== DATA UNDER STUDY

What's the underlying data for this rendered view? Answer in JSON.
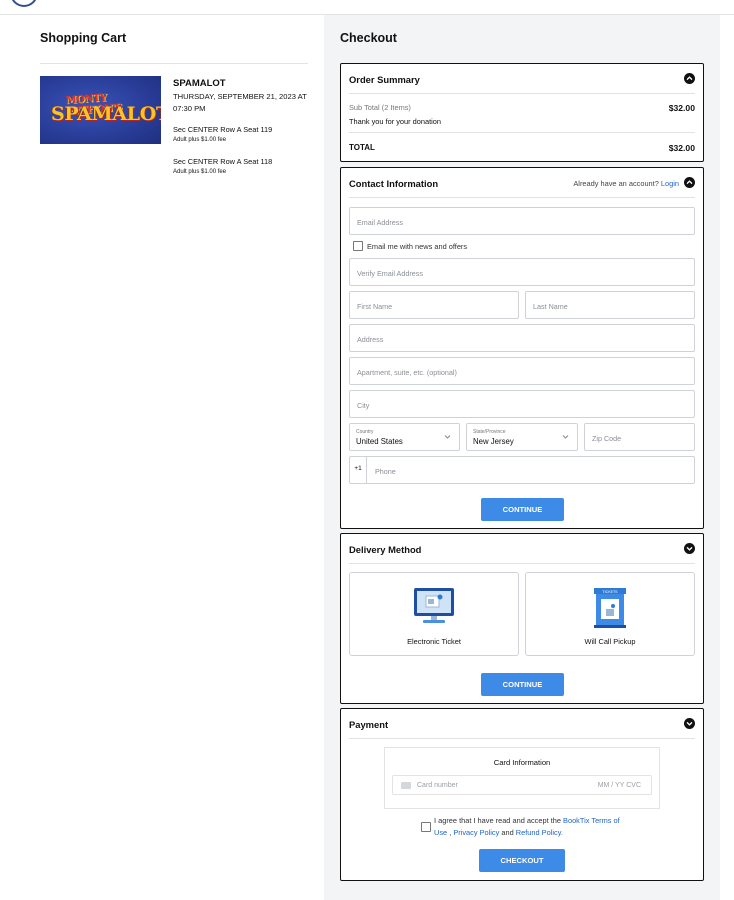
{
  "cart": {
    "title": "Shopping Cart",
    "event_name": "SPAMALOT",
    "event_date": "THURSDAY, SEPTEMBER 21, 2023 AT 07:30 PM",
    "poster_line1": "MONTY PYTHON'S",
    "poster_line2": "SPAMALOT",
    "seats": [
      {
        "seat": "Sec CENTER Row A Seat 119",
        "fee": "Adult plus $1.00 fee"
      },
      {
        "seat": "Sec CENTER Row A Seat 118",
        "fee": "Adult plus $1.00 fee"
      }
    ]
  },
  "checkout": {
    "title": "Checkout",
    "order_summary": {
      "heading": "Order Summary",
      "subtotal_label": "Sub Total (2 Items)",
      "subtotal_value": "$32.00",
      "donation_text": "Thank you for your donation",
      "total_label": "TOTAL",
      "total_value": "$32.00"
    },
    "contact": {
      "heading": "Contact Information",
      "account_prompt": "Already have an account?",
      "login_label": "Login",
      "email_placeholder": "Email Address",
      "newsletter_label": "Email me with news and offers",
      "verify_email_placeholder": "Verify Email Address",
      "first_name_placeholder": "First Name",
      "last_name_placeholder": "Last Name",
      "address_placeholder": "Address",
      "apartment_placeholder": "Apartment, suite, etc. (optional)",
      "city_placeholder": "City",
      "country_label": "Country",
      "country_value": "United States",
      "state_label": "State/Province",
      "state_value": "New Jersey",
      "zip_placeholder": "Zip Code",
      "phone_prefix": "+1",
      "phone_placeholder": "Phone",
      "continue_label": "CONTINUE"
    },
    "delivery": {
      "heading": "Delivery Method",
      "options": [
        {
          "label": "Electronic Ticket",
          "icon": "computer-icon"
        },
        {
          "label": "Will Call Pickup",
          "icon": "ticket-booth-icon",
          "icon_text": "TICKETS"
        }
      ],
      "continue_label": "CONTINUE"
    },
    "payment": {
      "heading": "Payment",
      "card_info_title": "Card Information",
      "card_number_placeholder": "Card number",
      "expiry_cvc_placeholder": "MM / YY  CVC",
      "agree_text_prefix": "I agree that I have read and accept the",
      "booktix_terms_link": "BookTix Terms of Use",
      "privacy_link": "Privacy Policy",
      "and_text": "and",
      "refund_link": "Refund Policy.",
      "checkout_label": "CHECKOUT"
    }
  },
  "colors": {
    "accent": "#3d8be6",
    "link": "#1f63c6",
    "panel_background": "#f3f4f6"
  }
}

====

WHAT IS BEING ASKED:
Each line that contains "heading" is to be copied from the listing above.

ANSWER TO THE PROBLEM:
      "heading": "Order Summary",
      "heading": "Contact Information",
      "heading": "Delivery Method",
      "heading": "Payment",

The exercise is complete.